Page and application data records

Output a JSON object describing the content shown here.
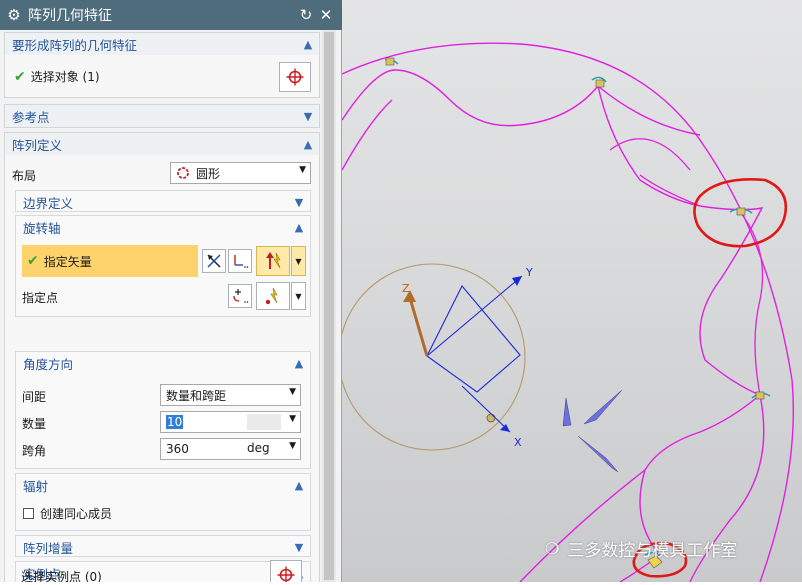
{
  "dialog": {
    "title": "阵列几何特征",
    "refresh_icon": "refresh-icon",
    "close_icon": "close-icon"
  },
  "geometry_section": {
    "header": "要形成阵列的几何特征",
    "select_object": "选择对象 (1)",
    "select_button_icon": "crosshair-icon"
  },
  "reference_point": {
    "header": "参考点"
  },
  "array_definition": {
    "header": "阵列定义",
    "layout_label": "布局",
    "layout_value": "圆形",
    "boundary": {
      "header": "边界定义"
    },
    "rotation_axis": {
      "header": "旋转轴",
      "specify_vector": "指定矢量",
      "specify_point": "指定点"
    },
    "angle_direction": {
      "header": "角度方向",
      "spacing_label": "间距",
      "spacing_value": "数量和跨距",
      "count_label": "数量",
      "count_value": "10",
      "span_label": "跨角",
      "span_value": "360",
      "span_unit": "deg"
    },
    "radiate": {
      "header": "辐射",
      "create_concentric": "创建同心成员",
      "create_concentric_checked": false
    },
    "increment": {
      "header": "阵列增量"
    },
    "instance_points": {
      "header": "实例点",
      "select_instance": "选择实例点 (0)"
    }
  },
  "viewport": {
    "axis_x": "X",
    "axis_y": "Y",
    "axis_z": "Z"
  },
  "watermark": "三多数控与模具工作室",
  "colors": {
    "titlebar": "#4e6c7b",
    "section_header_text": "#24539a",
    "highlight_row": "#ffd36b",
    "curve": "#e020e0",
    "markup": "#e01818",
    "wcs": "#1a2adb"
  }
}
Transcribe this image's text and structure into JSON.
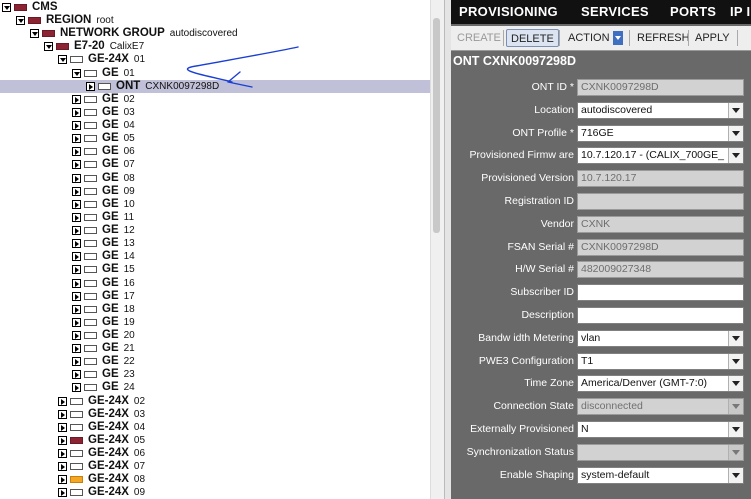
{
  "tree": {
    "rows": [
      {
        "label": "CMS",
        "sub": "",
        "icon": "red",
        "toggle": "exp",
        "indent": 0
      },
      {
        "label": "REGION",
        "sub": "root",
        "icon": "red",
        "toggle": "exp",
        "indent": 1
      },
      {
        "label": "NETWORK GROUP",
        "sub": "autodiscovered",
        "icon": "red",
        "toggle": "exp",
        "indent": 2
      },
      {
        "label": "E7-20",
        "sub": "CalixE7",
        "icon": "red",
        "toggle": "exp",
        "indent": 3
      },
      {
        "label": "GE-24X",
        "sub": "01",
        "icon": "white",
        "toggle": "exp",
        "indent": 4
      },
      {
        "label": "GE",
        "sub": "01",
        "icon": "white",
        "toggle": "exp",
        "indent": 5
      },
      {
        "label": "ONT",
        "sub": "CXNK0097298D",
        "icon": "white",
        "toggle": "col",
        "indent": 6,
        "selected": true
      },
      {
        "label": "GE",
        "sub": "02",
        "icon": "white",
        "toggle": "col",
        "indent": 5
      },
      {
        "label": "GE",
        "sub": "03",
        "icon": "white",
        "toggle": "col",
        "indent": 5
      },
      {
        "label": "GE",
        "sub": "04",
        "icon": "white",
        "toggle": "col",
        "indent": 5
      },
      {
        "label": "GE",
        "sub": "05",
        "icon": "white",
        "toggle": "col",
        "indent": 5
      },
      {
        "label": "GE",
        "sub": "06",
        "icon": "white",
        "toggle": "col",
        "indent": 5
      },
      {
        "label": "GE",
        "sub": "07",
        "icon": "white",
        "toggle": "col",
        "indent": 5
      },
      {
        "label": "GE",
        "sub": "08",
        "icon": "white",
        "toggle": "col",
        "indent": 5
      },
      {
        "label": "GE",
        "sub": "09",
        "icon": "white",
        "toggle": "col",
        "indent": 5
      },
      {
        "label": "GE",
        "sub": "10",
        "icon": "white",
        "toggle": "col",
        "indent": 5
      },
      {
        "label": "GE",
        "sub": "11",
        "icon": "white",
        "toggle": "col",
        "indent": 5
      },
      {
        "label": "GE",
        "sub": "12",
        "icon": "white",
        "toggle": "col",
        "indent": 5
      },
      {
        "label": "GE",
        "sub": "13",
        "icon": "white",
        "toggle": "col",
        "indent": 5
      },
      {
        "label": "GE",
        "sub": "14",
        "icon": "white",
        "toggle": "col",
        "indent": 5
      },
      {
        "label": "GE",
        "sub": "15",
        "icon": "white",
        "toggle": "col",
        "indent": 5
      },
      {
        "label": "GE",
        "sub": "16",
        "icon": "white",
        "toggle": "col",
        "indent": 5
      },
      {
        "label": "GE",
        "sub": "17",
        "icon": "white",
        "toggle": "col",
        "indent": 5
      },
      {
        "label": "GE",
        "sub": "18",
        "icon": "white",
        "toggle": "col",
        "indent": 5
      },
      {
        "label": "GE",
        "sub": "19",
        "icon": "white",
        "toggle": "col",
        "indent": 5
      },
      {
        "label": "GE",
        "sub": "20",
        "icon": "white",
        "toggle": "col",
        "indent": 5
      },
      {
        "label": "GE",
        "sub": "21",
        "icon": "white",
        "toggle": "col",
        "indent": 5
      },
      {
        "label": "GE",
        "sub": "22",
        "icon": "white",
        "toggle": "col",
        "indent": 5
      },
      {
        "label": "GE",
        "sub": "23",
        "icon": "white",
        "toggle": "col",
        "indent": 5
      },
      {
        "label": "GE",
        "sub": "24",
        "icon": "white",
        "toggle": "col",
        "indent": 5
      },
      {
        "label": "GE-24X",
        "sub": "02",
        "icon": "white",
        "toggle": "col",
        "indent": 4
      },
      {
        "label": "GE-24X",
        "sub": "03",
        "icon": "white",
        "toggle": "col",
        "indent": 4
      },
      {
        "label": "GE-24X",
        "sub": "04",
        "icon": "white",
        "toggle": "col",
        "indent": 4
      },
      {
        "label": "GE-24X",
        "sub": "05",
        "icon": "red",
        "toggle": "col",
        "indent": 4
      },
      {
        "label": "GE-24X",
        "sub": "06",
        "icon": "white",
        "toggle": "col",
        "indent": 4
      },
      {
        "label": "GE-24X",
        "sub": "07",
        "icon": "white",
        "toggle": "col",
        "indent": 4
      },
      {
        "label": "GE-24X",
        "sub": "08",
        "icon": "orange",
        "toggle": "col",
        "indent": 4
      },
      {
        "label": "GE-24X",
        "sub": "09",
        "icon": "white",
        "toggle": "col",
        "indent": 4
      }
    ]
  },
  "nav": {
    "tabs": [
      "PROVISIONING",
      "SERVICES",
      "PORTS",
      "IP I"
    ]
  },
  "toolbar": {
    "create": "CREATE",
    "delete": "DELETE",
    "action": "ACTION",
    "refresh": "REFRESH",
    "apply": "APPLY"
  },
  "form": {
    "title": "ONT CXNK0097298D",
    "fields": [
      {
        "label": "ONT ID *",
        "value": "CXNK0097298D",
        "kind": "ro"
      },
      {
        "label": "Location",
        "value": "autodiscovered",
        "kind": "sel"
      },
      {
        "label": "ONT Profile *",
        "value": "716GE",
        "kind": "sel"
      },
      {
        "label": "Provisioned Firmw are",
        "value": "10.7.120.17 - (CALIX_700GE_",
        "kind": "sel"
      },
      {
        "label": "Provisioned Version",
        "value": "10.7.120.17",
        "kind": "ro"
      },
      {
        "label": "Registration ID",
        "value": "",
        "kind": "ro"
      },
      {
        "label": "Vendor",
        "value": "CXNK",
        "kind": "ro"
      },
      {
        "label": "FSAN Serial #",
        "value": "CXNK0097298D",
        "kind": "ro"
      },
      {
        "label": "H/W Serial #",
        "value": "482009027348",
        "kind": "ro"
      },
      {
        "label": "Subscriber ID",
        "value": "",
        "kind": "ed"
      },
      {
        "label": "Description",
        "value": "",
        "kind": "ed"
      },
      {
        "label": "Bandw idth Metering",
        "value": "vlan",
        "kind": "sel"
      },
      {
        "label": "PWE3 Configuration",
        "value": "T1",
        "kind": "sel"
      },
      {
        "label": "Time Zone",
        "value": "America/Denver (GMT-7:0)",
        "kind": "sel"
      },
      {
        "label": "Connection State",
        "value": "disconnected",
        "kind": "seldis"
      },
      {
        "label": "Externally Provisioned",
        "value": "N",
        "kind": "sel"
      },
      {
        "label": "Synchronization Status",
        "value": "",
        "kind": "seldis"
      },
      {
        "label": "Enable Shaping",
        "value": "system-default",
        "kind": "sel"
      }
    ]
  },
  "colors": {
    "panel_bg": "#696969",
    "nav_bg": "#111111",
    "node_red": "#8b2332",
    "node_orange": "#f5a623",
    "annotation_blue": "#1a3fd4"
  }
}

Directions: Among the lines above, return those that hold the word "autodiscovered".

Response to the task:
        "sub": "autodiscovered",
        "value": "autodiscovered",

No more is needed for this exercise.